I wouldn’t be foolish enough to try and make prediction in these most turbulent times. All I know is that the white water rapids that lay ahead are best navigated by a principled socialist leader that refuses to bow to mud slinging and spin. I imagine there will be casualties but better to sort the wheat from the chaff and build on solid foundations than pander to floating voters with pissy thin versions of all the neo liberal guff that has gone before
One of the more intriguing if not downright worrying aspects of the emergence of Corbyn is the transparently savage bias at work in the mainstream media. The one positive form this is that their spin and bullshit does not seem to be making one iota of a difference to the man’s popularity. Me and Steve were stood in a crowd of 2,000 people yesterday in Hull listening to Corbyn, and I was heartened at the broad range of people present and attentive; young, old, families etc, not the usual suspects who attend these sort of rallies. People are definitely sick to death of X Factor politics and are yearning for something with a little more substance, which is brilliant. I can’t see anything ahead but a split in the Labour Party, which is regrettable but maybe it will be for the best in the long-term.
One of the coolest comments about ‘My People…’ came from Steve Mason band bassist Steve Duffield, after I flagged up the album for him. Tinder Surprise he found particularly affecting. He wrote;
“I still write to my kids” – that’s heartbreaking. I feel uncomfortable listening to these songs – I think it’s because seeing into the thoughts of the bloke on the bus with the can of strong cider at 10 in the morning feels voyeuristic …I’m happy to have escaped these scenarios. Feeling uncomfortable is good – great stuff!
Russ Litten was very happy with the assessment.
Cobby and Litten are great ambassadors for their city and proud of their heritage and roots and their artistic achievements, although you wouldn’t catch them boasting about them. Cobby, talking about Hull and the “never get ill; you can’t have a tablet unless your head’s hanging off” attitude of the older fishing generation

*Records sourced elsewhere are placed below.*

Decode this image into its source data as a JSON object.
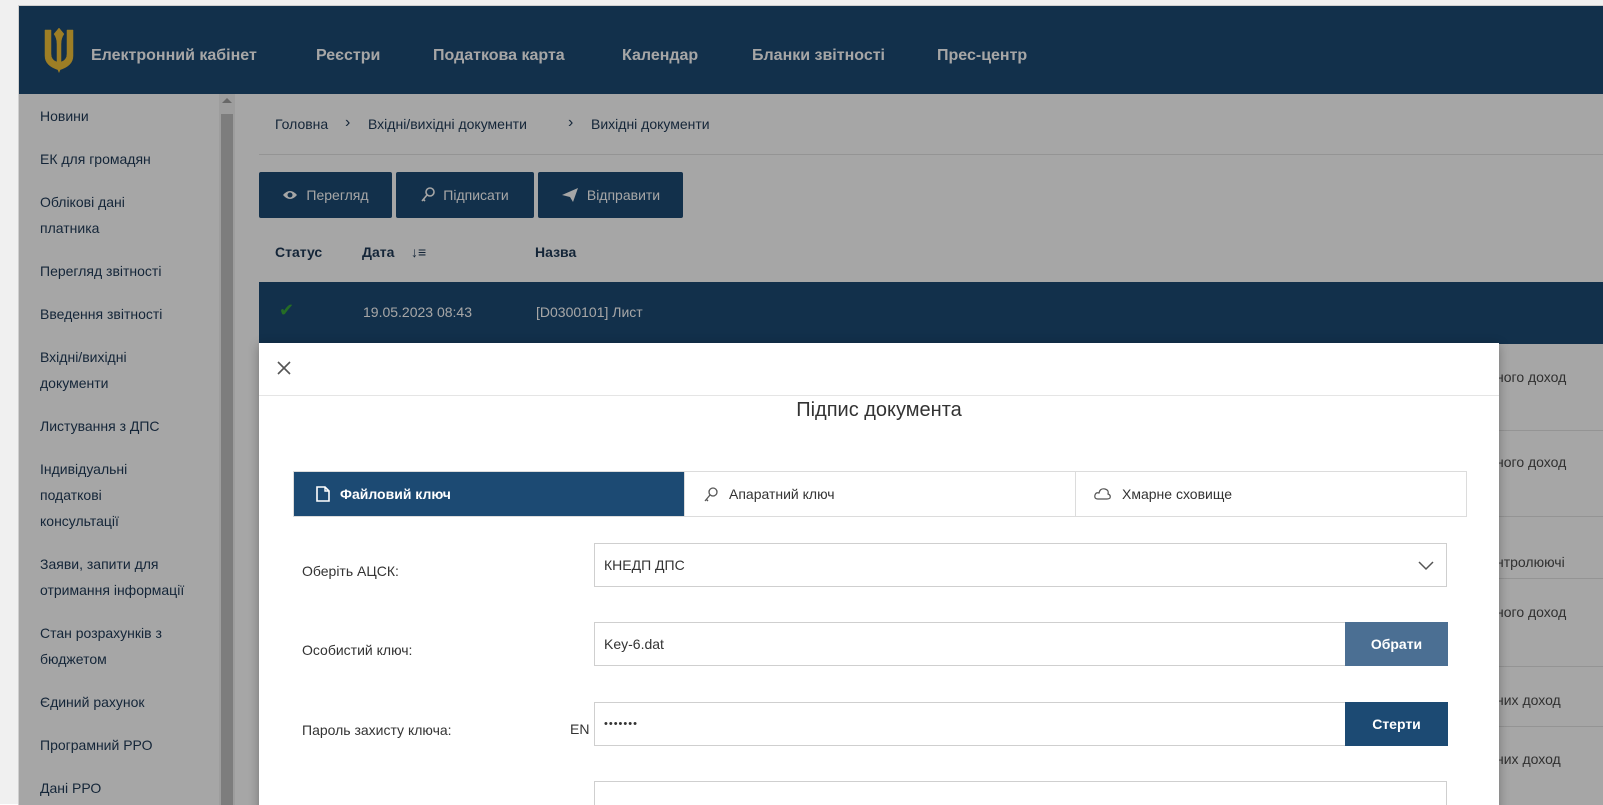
{
  "header": {
    "brand": "Електронний кабінет",
    "nav": [
      "Реєстри",
      "Податкова карта",
      "Календар",
      "Бланки звітності",
      "Прес-центр"
    ]
  },
  "sidebar": {
    "items": [
      {
        "label": "Новини"
      },
      {
        "label": "ЕК для громадян"
      },
      {
        "label": "Облікові дані платника"
      },
      {
        "label": "Перегляд звітності"
      },
      {
        "label": "Введення звітності"
      },
      {
        "label": "Вхідні/вихідні документи"
      },
      {
        "label": "Листування з ДПС"
      },
      {
        "label": "Індивідуальні податкові консультації"
      },
      {
        "label": "Заяви, запити для отримання інформації"
      },
      {
        "label": "Стан розрахунків з бюджетом"
      },
      {
        "label": "Єдиний рахунок"
      },
      {
        "label": "Програмний РРО"
      },
      {
        "label": "Дані РРО"
      }
    ]
  },
  "breadcrumb": [
    "Головна",
    "Вхідні/вихідні документи",
    "Вихідні документи"
  ],
  "toolbar": {
    "view": "Перегляд",
    "sign": "Підписати",
    "send": "Відправити"
  },
  "table": {
    "headers": {
      "status": "Статус",
      "date": "Дата",
      "name": "Назва"
    },
    "selected_row": {
      "date": "19.05.2023 08:43",
      "name": "[D0300101] Лист"
    },
    "peek": [
      "ного доход",
      "ного доход",
      "нтролюючі",
      "ного доход",
      "них доход",
      "них доход"
    ]
  },
  "modal": {
    "title": "Підпис документа",
    "tabs": [
      "Файловий ключ",
      "Апаратний ключ",
      "Хмарне сховище"
    ],
    "fields": {
      "acsk_label": "Оберіть АЦСК:",
      "acsk_value": "КНЕДП ДПС",
      "key_label": "Особистий ключ:",
      "key_value": "Key-6.dat",
      "key_button": "Обрати",
      "password_label": "Пароль захисту ключа:",
      "password_lang": "EN",
      "password_value": "•••••••",
      "password_button": "Стерти"
    }
  },
  "colors": {
    "primary": "#1c4a73",
    "status_ok": "#3aa83a"
  }
}
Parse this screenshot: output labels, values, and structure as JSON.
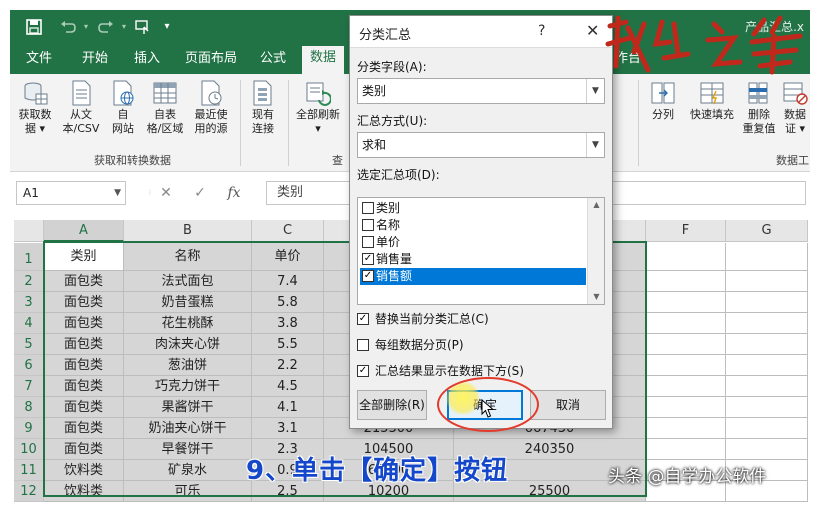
{
  "window": {
    "title_partial": "产品汇总.x",
    "quick_access": {
      "save_icon": "save-icon",
      "undo_icon": "undo-icon",
      "redo_icon": "redo-icon",
      "customize_icon": "customize-qat-icon"
    }
  },
  "tabs": [
    {
      "label": "文件"
    },
    {
      "label": "开始"
    },
    {
      "label": "插入"
    },
    {
      "label": "页面布局"
    },
    {
      "label": "公式"
    },
    {
      "label": "数据",
      "active": true
    },
    {
      "label": "作台"
    }
  ],
  "ribbon": {
    "get_transform": {
      "buttons": [
        {
          "label": "获取数\n据 ▾",
          "icon": "database-icon"
        },
        {
          "label": "从文\n本/CSV",
          "icon": "text-file-icon"
        },
        {
          "label": "自\n网站",
          "icon": "web-icon"
        },
        {
          "label": "自表\n格/区域",
          "icon": "table-icon"
        },
        {
          "label": "最近使\n用的源",
          "icon": "recent-sources-icon"
        },
        {
          "label": "现有\n连接",
          "icon": "connections-icon"
        }
      ],
      "group_label": "获取和转换数据"
    },
    "query": {
      "buttons": [
        {
          "label": "全部刷新\n▾",
          "icon": "refresh-icon"
        }
      ],
      "group_label_partial": "查"
    },
    "data_tools": {
      "buttons": [
        {
          "label": "分列",
          "icon": "text-to-columns-icon"
        },
        {
          "label": "快速填充",
          "icon": "flash-fill-icon"
        },
        {
          "label": "删除\n重复值",
          "icon": "remove-duplicates-icon"
        },
        {
          "label": "数据\n证 ▾",
          "icon": "data-validation-icon"
        }
      ],
      "group_label_partial": "数据工"
    }
  },
  "formula_bar": {
    "name_box": "A1",
    "cancel_symbol": "✕",
    "enter_symbol": "✓",
    "fx_symbol": "fx",
    "content": "类别"
  },
  "sheet": {
    "columns": [
      "A",
      "B",
      "C",
      "D",
      "E",
      "F",
      "G"
    ],
    "headers": [
      "类别",
      "名称",
      "单价"
    ],
    "rows": [
      {
        "n": "1",
        "a": "类别",
        "b": "名称",
        "c": "单价",
        "d": "",
        "e": ""
      },
      {
        "n": "2",
        "a": "面包类",
        "b": "法式面包",
        "c": "7.4",
        "d": "",
        "e": ""
      },
      {
        "n": "3",
        "a": "面包类",
        "b": "奶昔蛋糕",
        "c": "5.8",
        "d": "",
        "e": ""
      },
      {
        "n": "4",
        "a": "面包类",
        "b": "花生桃酥",
        "c": "3.8",
        "d": "",
        "e": ""
      },
      {
        "n": "5",
        "a": "面包类",
        "b": "肉沫夹心饼",
        "c": "5.5",
        "d": "",
        "e": ""
      },
      {
        "n": "6",
        "a": "面包类",
        "b": "葱油饼",
        "c": "2.2",
        "d": "",
        "e": ""
      },
      {
        "n": "7",
        "a": "面包类",
        "b": "巧克力饼干",
        "c": "4.5",
        "d": "",
        "e": ""
      },
      {
        "n": "8",
        "a": "面包类",
        "b": "果酱饼干",
        "c": "4.1",
        "d": "",
        "e": ""
      },
      {
        "n": "9",
        "a": "面包类",
        "b": "奶油夹心饼干",
        "c": "3.1",
        "d": "215300",
        "e": "667430"
      },
      {
        "n": "10",
        "a": "面包类",
        "b": "早餐饼干",
        "c": "2.3",
        "d": "104500",
        "e": "240350"
      },
      {
        "n": "11",
        "a": "饮料类",
        "b": "矿泉水",
        "c": "0.9",
        "d": "65000",
        "e": ""
      },
      {
        "n": "12",
        "a": "饮料类",
        "b": "可乐",
        "c": "2.5",
        "d": "10200",
        "e": "25500"
      }
    ]
  },
  "dialog": {
    "title": "分类汇总",
    "help": "?",
    "close": "✕",
    "group_field_label": "分类字段(A):",
    "group_field_value": "类别",
    "function_label": "汇总方式(U):",
    "function_value": "求和",
    "items_label": "选定汇总项(D):",
    "items": [
      {
        "label": "类别",
        "checked": false,
        "check_mark": "",
        "highlighted": false
      },
      {
        "label": "名称",
        "checked": false,
        "check_mark": "",
        "highlighted": false
      },
      {
        "label": "单价",
        "checked": false,
        "check_mark": "",
        "highlighted": false
      },
      {
        "label": "销售量",
        "checked": true,
        "check_mark": "✓",
        "highlighted": false
      },
      {
        "label": "销售额",
        "checked": true,
        "check_mark": "✓",
        "highlighted": true
      }
    ],
    "options": [
      {
        "label": "替换当前分类汇总(C)",
        "checked": true,
        "check_mark": "✓"
      },
      {
        "label": "每组数据分页(P)",
        "checked": false,
        "check_mark": ""
      },
      {
        "label": "汇总结果显示在数据下方(S)",
        "checked": true,
        "check_mark": "✓"
      }
    ],
    "remove_all_button": "全部删除(R)",
    "ok_button": "确定",
    "cancel_button": "取消"
  },
  "overlay": {
    "caption": "9、单击【确定】按钮",
    "watermark": "头条 @自学办公软件"
  },
  "colors": {
    "excel_green": "#217346",
    "selection_blue": "#0078d7",
    "annotation_red": "#e23b2e",
    "caption_blue": "#1447c9",
    "calligraphy_red": "#c0281c"
  }
}
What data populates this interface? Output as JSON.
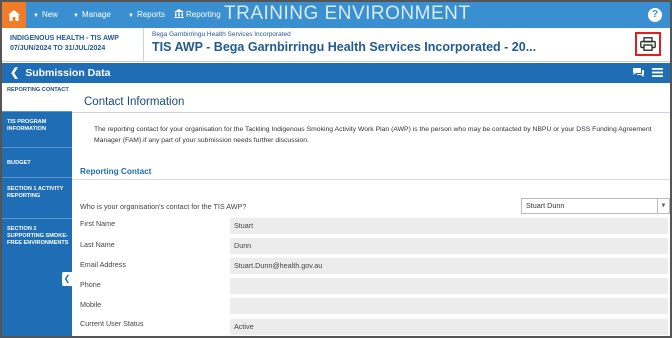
{
  "nav": {
    "new": "New",
    "manage": "Manage",
    "reports": "Reports",
    "reporting": "Reporting",
    "watermark": "TRAINING ENVIRONMENT",
    "help": "?"
  },
  "header": {
    "program_line": "Indigenous Health - TIS AWP",
    "period_line": "07/Jun/2024 to 31/Jul/2024",
    "org_small": "Bega Garnbirringu Health Services Incorporated",
    "title": "TIS AWP - Bega Garnbirringu Health Services Incorporated - 20..."
  },
  "section": {
    "title": "Submission Data"
  },
  "sidebar": {
    "items": [
      {
        "label": "Reporting Contact"
      },
      {
        "label": "TIS Program Information"
      },
      {
        "label": "Budget"
      },
      {
        "label": "Section 1 Activity Reporting"
      },
      {
        "label": "Section 2 Supporting Smoke-Free Environments"
      }
    ]
  },
  "content": {
    "title": "Contact Information",
    "description": "The reporting contact for your organisation for the Tackling Indigenous Smoking Activity Work Plan (AWP) is the person who may be contacted by NBPU or your DSS Funding Agreement Manager (FAM) if any part of your submission needs further discussion.",
    "reporting_contact_title": "Reporting Contact",
    "question": "Who is your organisation's contact for the TIS AWP?",
    "selected_contact": "Stuart Dunn",
    "fields": [
      {
        "label": "First Name",
        "value": "Stuart"
      },
      {
        "label": "Last Name",
        "value": "Dunn"
      },
      {
        "label": "Email Address",
        "value": "Stuart.Dunn@health.gov.au"
      },
      {
        "label": "Phone",
        "value": ""
      },
      {
        "label": "Mobile",
        "value": ""
      },
      {
        "label": "Current User Status",
        "value": "Active"
      }
    ]
  },
  "colors": {
    "nav_blue": "#3a8fd0",
    "section_blue": "#1f6db5",
    "home_orange": "#f07c2a",
    "print_highlight": "#e0201f"
  }
}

Stoic roots. Makes for a pragmatic outlook. Keeps you humble.
The words to the albums title track are on Russ Litten’s website here, in full. Part of them say;
People you come from,
the people you’re drawn to;
broken, human, dispossessed,
frantically gathered fragments
of the selves they had left behind as kids,
But him feeling himself getting over-analytical, arty-farty and above himself, incurring the displeasure of the ghosts of Hull Past, the next line is;
Fuck off, with your self indulgent (navel) gazing.
Before he argues back…
I’ve got a pad full of certificates pal …
So, here’s to Hull and two of it’s finest sons. Circling round the City of Vultures. Let us Prey.
Buy ‘My People Come From The Sea’ here – Limited edition CD or Download
Steve Cobbys website is here
Russ Littens website is here
Russ Litten hosts a four day event at Hull Central Library called LYRICULL where he is In Conversation with the following lyricists; 22nd Sept Jason Williamson from Sleaford Mods, 23rd Sept Shaun Ryder , 24th Sept Viv Albertine, 25th Sept Pauline Black (plus surprise artist, also playing live)
Details and tickets here.
CITY OF VULTURES has a brand new Facebook page here and artists booked so far for 2017 are ; Richard Dorfmeister March 4th, Ashley Beedle May 13th, Darren Emerson September 23rd, Mr Scruff July 15th , Daddy G 11th November, Steve Mallinder December 9th 2017.
All words by Ged Babey